Excerpts from an interface dataset:
────

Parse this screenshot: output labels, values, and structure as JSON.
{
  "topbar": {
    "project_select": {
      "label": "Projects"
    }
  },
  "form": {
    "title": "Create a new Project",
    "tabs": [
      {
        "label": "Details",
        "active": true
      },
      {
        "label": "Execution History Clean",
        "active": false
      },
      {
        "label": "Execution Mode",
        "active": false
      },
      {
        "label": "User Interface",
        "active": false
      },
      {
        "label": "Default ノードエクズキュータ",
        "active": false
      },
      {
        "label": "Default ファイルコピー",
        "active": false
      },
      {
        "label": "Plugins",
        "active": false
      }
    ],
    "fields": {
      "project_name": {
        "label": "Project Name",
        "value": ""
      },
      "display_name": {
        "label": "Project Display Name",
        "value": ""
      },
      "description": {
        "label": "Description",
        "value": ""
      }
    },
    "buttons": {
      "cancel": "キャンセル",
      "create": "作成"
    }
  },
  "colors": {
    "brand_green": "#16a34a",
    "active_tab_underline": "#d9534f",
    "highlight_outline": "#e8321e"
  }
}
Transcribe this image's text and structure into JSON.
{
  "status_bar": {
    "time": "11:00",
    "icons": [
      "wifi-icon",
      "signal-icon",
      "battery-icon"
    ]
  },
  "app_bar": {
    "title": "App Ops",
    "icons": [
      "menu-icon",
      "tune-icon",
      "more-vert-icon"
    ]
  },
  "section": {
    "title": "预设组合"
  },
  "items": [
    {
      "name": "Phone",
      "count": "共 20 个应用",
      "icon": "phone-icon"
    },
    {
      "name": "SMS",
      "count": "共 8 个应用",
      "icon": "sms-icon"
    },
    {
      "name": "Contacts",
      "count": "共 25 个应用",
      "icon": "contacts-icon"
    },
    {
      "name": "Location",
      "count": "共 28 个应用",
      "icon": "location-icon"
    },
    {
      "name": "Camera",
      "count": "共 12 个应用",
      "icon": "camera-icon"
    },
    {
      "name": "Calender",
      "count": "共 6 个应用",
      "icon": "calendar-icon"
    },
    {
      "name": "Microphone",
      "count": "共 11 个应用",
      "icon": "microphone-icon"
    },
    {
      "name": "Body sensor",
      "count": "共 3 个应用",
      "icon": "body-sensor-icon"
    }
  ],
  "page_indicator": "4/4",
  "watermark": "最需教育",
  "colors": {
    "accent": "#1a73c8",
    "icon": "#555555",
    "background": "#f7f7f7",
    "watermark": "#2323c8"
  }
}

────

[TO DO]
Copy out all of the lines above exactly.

[TASK OUTPUT]
Parse this screenshot: output labels, values, and structure as JSON.
{
  "topbar": {
    "project_select": {
      "label": "Projects"
    }
  },
  "form": {
    "title": "Create a new Project",
    "tabs": [
      {
        "label": "Details",
        "active": true
      },
      {
        "label": "Execution History Clean",
        "active": false
      },
      {
        "label": "Execution Mode",
        "active": false
      },
      {
        "label": "User Interface",
        "active": false
      },
      {
        "label": "Default ノードエクズキュータ",
        "active": false
      },
      {
        "label": "Default ファイルコピー",
        "active": false
      },
      {
        "label": "Plugins",
        "active": false
      }
    ],
    "fields": {
      "project_name": {
        "label": "Project Name",
        "value": ""
      },
      "display_name": {
        "label": "Project Display Name",
        "value": ""
      },
      "description": {
        "label": "Description",
        "value": ""
      }
    },
    "buttons": {
      "cancel": "キャンセル",
      "create": "作成"
    }
  },
  "colors": {
    "brand_green": "#16a34a",
    "active_tab_underline": "#d9534f",
    "highlight_outline": "#e8321e"
  }
}
Transcribe this image's text and structure into JSON.
{
  "status_bar": {
    "time": "11:00",
    "icons": [
      "wifi-icon",
      "signal-icon",
      "battery-icon"
    ]
  },
  "app_bar": {
    "title": "App Ops",
    "icons": [
      "menu-icon",
      "tune-icon",
      "more-vert-icon"
    ]
  },
  "section": {
    "title": "预设组合"
  },
  "items": [
    {
      "name": "Phone",
      "count": "共 20 个应用",
      "icon": "phone-icon"
    },
    {
      "name": "SMS",
      "count": "共 8 个应用",
      "icon": "sms-icon"
    },
    {
      "name": "Contacts",
      "count": "共 25 个应用",
      "icon": "contacts-icon"
    },
    {
      "name": "Location",
      "count": "共 28 个应用",
      "icon": "location-icon"
    },
    {
      "name": "Camera",
      "count": "共 12 个应用",
      "icon": "camera-icon"
    },
    {
      "name": "Calender",
      "count": "共 6 个应用",
      "icon": "calendar-icon"
    },
    {
      "name": "Microphone",
      "count": "共 11 个应用",
      "icon": "microphone-icon"
    },
    {
      "name": "Body sensor",
      "count": "共 3 个应用",
      "icon": "body-sensor-icon"
    }
  ],
  "page_indicator": "4/4",
  "watermark": "最需教育",
  "colors": {
    "accent": "#1a73c8",
    "icon": "#555555",
    "background": "#f7f7f7",
    "watermark": "#2323c8"
  }
}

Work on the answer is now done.